My grandfather fought in the second world war. I hesitate to call him a "hero" as that word is used all to often, but he was a good man, a young man who answered his nation's call to fight in a war on the other side of the world. This post isn't really about him, but his story helps me frame what I want to talk about.
Gerard Quinn, my father's father, was initially sent to Sicily to run with the infantry for the Allied push into the so-called "soft underbelly of Europe". His tour, like so many others in the region, was far from "soft", and at some point along the way, a canon that hadn't been secured properly, fired and rolled backward and onto my grandfather, crushing his legs.
Fortunately for him (and his future grandchildren I suppose), the Allied position held and he was evacuated to the UK where he, once recovered in hospital, was returned to his company, as they prepared to invade the Netherlands. As a newly injured soldier, this did not favour his chances of returning alive, but Fortune intervened again: he was reassigned... to radio duty. As it turns out, my grandfather's penmanship was so exceptional, the Brass felt his skill would be more useful to the war effort receiving and transcribing messages from inside a helpless tank with a wooden gun barrel.
And so it is that my grandfather survived the War and helped, in his own small way, to liberate this place I now call home. I just learnt today that he was given a medal for his efforts in liberating the Netherlands -- just months before he died.
Today is Dodenherdenking, the Dutch day of remembrance for the war dead. It precedes Bevrijdingsdag, or Liberation Day and consists of an 8pm ceremony much like what you'd find in Canada on November 11th at 11:11. There's the two minutes silence, Taps (though it sounds slightly different), and laying of wreaths... even the Queen is there. I attended the services here in Amsterdam along with thousands of others and let me tell you: those 2minutes of silence: not a sound. Not cell phones, not even undisciplined children or dogs barking. The whole of Dam Square collectively remembered and observed for a full two minutes.

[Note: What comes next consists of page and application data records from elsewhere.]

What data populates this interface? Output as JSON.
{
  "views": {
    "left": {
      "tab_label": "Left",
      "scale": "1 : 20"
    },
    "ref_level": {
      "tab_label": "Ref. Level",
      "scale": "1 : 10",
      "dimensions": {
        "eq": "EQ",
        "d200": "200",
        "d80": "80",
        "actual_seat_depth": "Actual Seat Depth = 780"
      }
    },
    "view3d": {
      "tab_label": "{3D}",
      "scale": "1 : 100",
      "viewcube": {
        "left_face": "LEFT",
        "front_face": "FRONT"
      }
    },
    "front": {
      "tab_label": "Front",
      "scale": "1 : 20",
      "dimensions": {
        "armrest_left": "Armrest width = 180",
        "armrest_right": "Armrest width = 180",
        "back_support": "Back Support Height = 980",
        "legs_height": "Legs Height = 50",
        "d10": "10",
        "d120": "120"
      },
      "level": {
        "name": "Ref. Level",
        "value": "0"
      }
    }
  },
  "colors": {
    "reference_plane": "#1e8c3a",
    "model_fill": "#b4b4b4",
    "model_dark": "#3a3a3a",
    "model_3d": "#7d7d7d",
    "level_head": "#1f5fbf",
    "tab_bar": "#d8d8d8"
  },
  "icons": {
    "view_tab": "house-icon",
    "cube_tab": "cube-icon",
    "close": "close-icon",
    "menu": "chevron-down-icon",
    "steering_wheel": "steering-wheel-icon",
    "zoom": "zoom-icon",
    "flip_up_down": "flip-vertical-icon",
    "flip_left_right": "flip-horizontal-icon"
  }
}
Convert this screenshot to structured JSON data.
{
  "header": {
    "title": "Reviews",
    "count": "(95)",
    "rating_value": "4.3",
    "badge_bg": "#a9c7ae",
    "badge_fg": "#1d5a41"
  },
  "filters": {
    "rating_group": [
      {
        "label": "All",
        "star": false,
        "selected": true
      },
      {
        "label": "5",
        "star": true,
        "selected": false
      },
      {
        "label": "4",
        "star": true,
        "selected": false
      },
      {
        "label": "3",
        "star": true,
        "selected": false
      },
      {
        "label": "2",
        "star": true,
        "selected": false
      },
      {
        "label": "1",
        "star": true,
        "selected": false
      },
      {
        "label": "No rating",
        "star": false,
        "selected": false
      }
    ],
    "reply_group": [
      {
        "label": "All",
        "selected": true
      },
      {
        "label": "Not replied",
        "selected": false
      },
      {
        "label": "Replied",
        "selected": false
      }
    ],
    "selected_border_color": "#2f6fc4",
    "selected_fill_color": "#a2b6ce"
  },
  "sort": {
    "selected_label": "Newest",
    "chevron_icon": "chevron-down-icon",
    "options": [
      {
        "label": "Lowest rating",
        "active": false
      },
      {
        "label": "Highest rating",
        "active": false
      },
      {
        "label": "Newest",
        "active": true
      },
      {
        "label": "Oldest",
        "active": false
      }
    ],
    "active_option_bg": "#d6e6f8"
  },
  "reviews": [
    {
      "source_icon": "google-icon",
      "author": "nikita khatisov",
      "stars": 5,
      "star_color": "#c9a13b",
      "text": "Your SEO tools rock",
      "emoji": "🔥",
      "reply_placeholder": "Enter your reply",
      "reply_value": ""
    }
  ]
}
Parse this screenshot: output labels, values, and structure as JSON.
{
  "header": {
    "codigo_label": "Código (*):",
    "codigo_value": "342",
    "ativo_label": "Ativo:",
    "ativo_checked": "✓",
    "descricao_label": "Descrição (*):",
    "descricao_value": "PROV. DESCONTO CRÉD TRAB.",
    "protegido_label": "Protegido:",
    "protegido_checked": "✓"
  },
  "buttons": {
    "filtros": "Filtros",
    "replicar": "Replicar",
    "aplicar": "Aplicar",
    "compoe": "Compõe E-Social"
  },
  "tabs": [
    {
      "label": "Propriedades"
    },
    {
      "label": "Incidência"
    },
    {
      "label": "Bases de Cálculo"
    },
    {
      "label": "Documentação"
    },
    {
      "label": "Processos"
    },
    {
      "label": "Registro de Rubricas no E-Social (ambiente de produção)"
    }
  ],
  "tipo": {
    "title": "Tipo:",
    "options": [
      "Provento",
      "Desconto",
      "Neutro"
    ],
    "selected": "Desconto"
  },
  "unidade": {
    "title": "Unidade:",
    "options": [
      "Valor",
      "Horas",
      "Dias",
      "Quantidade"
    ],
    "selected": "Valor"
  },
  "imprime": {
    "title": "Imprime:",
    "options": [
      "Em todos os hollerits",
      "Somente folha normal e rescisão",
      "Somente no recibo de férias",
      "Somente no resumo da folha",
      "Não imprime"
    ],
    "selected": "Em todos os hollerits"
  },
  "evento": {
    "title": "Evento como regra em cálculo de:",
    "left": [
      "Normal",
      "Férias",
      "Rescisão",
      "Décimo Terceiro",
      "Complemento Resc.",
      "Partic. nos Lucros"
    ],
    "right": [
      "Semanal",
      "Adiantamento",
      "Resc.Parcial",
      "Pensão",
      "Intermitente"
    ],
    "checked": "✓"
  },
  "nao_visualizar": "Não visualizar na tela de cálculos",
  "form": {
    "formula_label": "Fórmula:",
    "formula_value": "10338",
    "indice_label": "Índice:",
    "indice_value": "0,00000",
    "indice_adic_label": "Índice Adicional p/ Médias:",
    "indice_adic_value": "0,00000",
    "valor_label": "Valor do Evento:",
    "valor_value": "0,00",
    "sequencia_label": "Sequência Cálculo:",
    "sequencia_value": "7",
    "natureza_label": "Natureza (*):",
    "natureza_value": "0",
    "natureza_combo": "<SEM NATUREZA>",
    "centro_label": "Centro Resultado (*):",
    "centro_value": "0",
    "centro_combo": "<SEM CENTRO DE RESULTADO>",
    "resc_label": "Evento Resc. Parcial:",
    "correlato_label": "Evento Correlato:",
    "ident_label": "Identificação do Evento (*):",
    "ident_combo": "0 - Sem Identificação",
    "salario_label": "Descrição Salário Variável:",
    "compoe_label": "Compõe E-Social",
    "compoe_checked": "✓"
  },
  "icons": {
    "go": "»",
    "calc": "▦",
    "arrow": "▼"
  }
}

In those moments, as I do every November 11th, I thought of my grandfather, a young, dumb kid, doing what he thought was right at first, and ultimately doing what he could to survive. I'll think of him tomorrow too, while the country celebrates its liberation. I think he would have liked to see that.